Wastewater is no longer perceived as purely negative. Instead it has been recognized as a non-conventional source of water offering opportunities to meet the increasing water demand. Our analysis focuses on South Africa, which is a water-scarce country. The agricultural sector here, highly-dependent on rainfall, is affected by changes in the rainfall pattern due to climate change. Water availability is recognized as the single most important limiting factor for agricultural production in the country. The situation is expected to aggravate due to the increasing demand from other sectors (Goldblatt, 2012). In such context, it's central to look for alternative sources and wastewater can serve this purpose. Using a choice experiment (CE) approach this study gets insight into farmers' preferences for the use of wastewater in agricultural irrigation.
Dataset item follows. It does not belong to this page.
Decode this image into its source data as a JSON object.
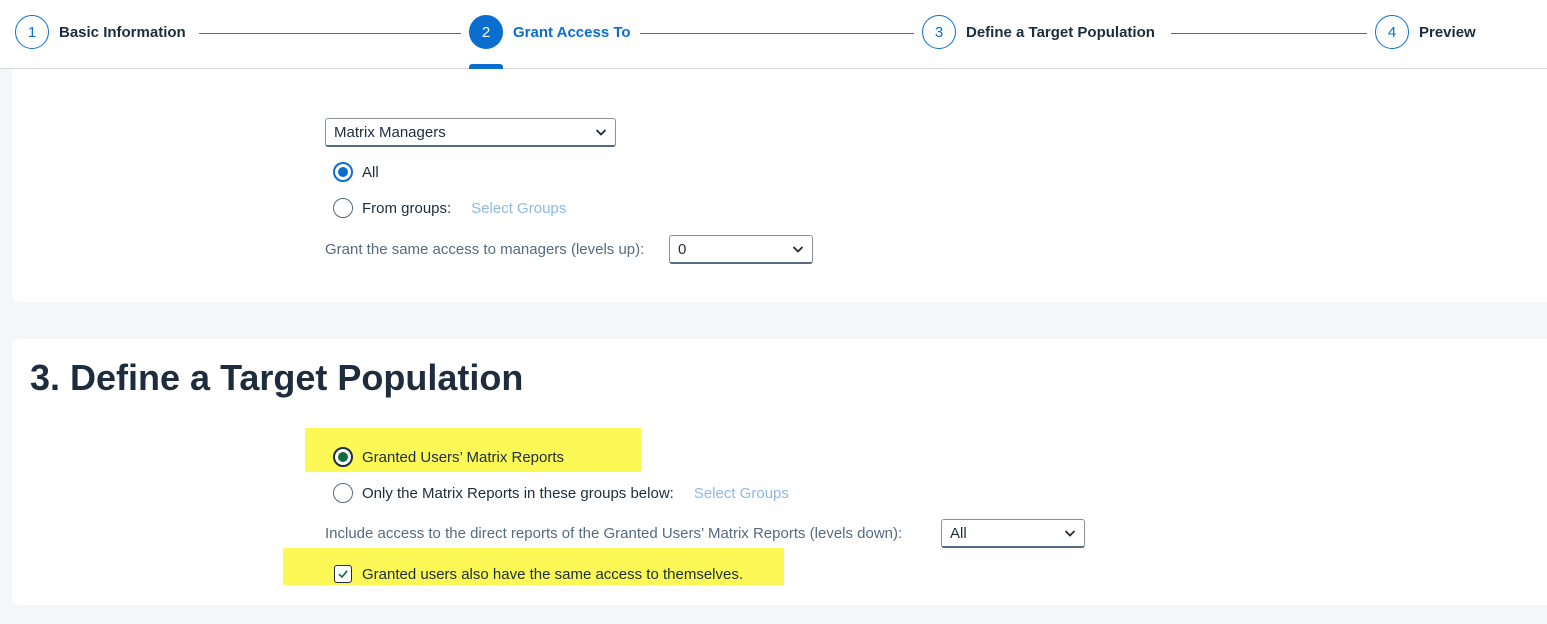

Our case study region is located nearby Cape Town in Western Cape Province. This region is known for its vineyards, but olives, wheat and fruit trees are also produced. A group of farmers currently already use treated effluent from a municipal treatment plant to irrigate crops. The main drivers for this initiative are the lack of alternative water sources for irrigation and climate change awareness. This case is a successful story of wastewater use in agricultural irrigation in the context of a developing country, from which we can learn important lessons.
We used a choice modelling approach. The first step is the design of the CE following the steps according to Hanley et al. (2001). Second step is the data collection process. We conducted a survey on the field with farmers. Third step is the data analysis and estimation of the model. For this we applied a Latent Class Model (LCM). This model allows accounting for heterogeneity and estimate willingness to pay (WTP). In CEs goods are described based on their 'attributes'. Respondents are asked to choose among alternatives of the goods. In our case the good to be valued is the wastewater reuse structure, with following attributes: 'water quantity-quality', 'practice restrictions', 'scheme model' and 'price'. The fieldwork was conducted between April-July 2014. Respondents were randomly selected. The CE was part of a survey, which contained additional questions on socio-economic characteristics, cropping pattern, irrigation practices and perceptions on wastewater use. A total of 46 respondents participated in the survey.
Results and discussion
For about 80% of the respondents farming is the main occupation. About 37% of the respondents are currently using treated effluent for irrigation. The main crop is wine grapes, in lesser extent olives, fruit trees and wheat. More than half of the respondents say they're interested in using treated effluent for irrigation. On average farmers disagree that irrigation with treated effluent can be a threat for farmers, consumers or the environment. Moreover, on average farmers agree that irrigation with treated effluent should be encouraged by authorities and that's a good alternative source to fight water scarcity. The LCM divided the sample in segment 1 (54.4%) and segment 2 (45.6%). The 'current use of treated effluent' is what differentiates the two segments most: 80% of farmers in segment 2 currently already use treated effluent versus 3.85% in segment 1. In segment 1, the coefficient for level A1 in terms of water quantity-quality is significant and positive. This means that farmers prefer 'strict quality standards' despite the 'limited water quantity' as offered in this alternative compared to the reference level: A4 (Table 1). This isn't the case in segment 2. 'High practice restriction' is significant and negative for both segments compared to the reference of 'low' restrictions (no restriction on crops; no restriction of irrigation methods; regular monitoring). In segment 2, farmers prefer a private-managed scheme over a public scheme. Price is significant and negative for both segments. For WTP estimates, 'high practice restrictions' (both segments) and private scheme model (segment 2) are statistically significant.
We explored farmers' preferences for the framework to use treated effluent through a quantitative approach. Our findings suggest that farmers prefer a privately-managed scheme over a public scheme. This option seems to offer them more trust regarding the management and quality monitoring. Farmers are willing to pay for it. Farmers also prefer strict water quality standards despite that this option implies a reduced water quantity. This suggests that farmers are keen to irrigate crops with treated effluent if 'good-quality water' is guaranteed. Overall, irrigation with treated effluent is well perceived in this area. However, guaranteeing water quality is a main concern in order to avoid problems, which could impact negatively on crop commercialization. This case study offers interesting results to draw lessons for policy formulation on the use of treated effluent in agricultural irrigation.
Table 1 Results of LCM
2. Hanley N., Mourato S., Wright R. (2001) Choice Modelling Approaches: a Superior Alternative for Environmental Valuation? Journal of Economic Surveys, 15(3):435Â–462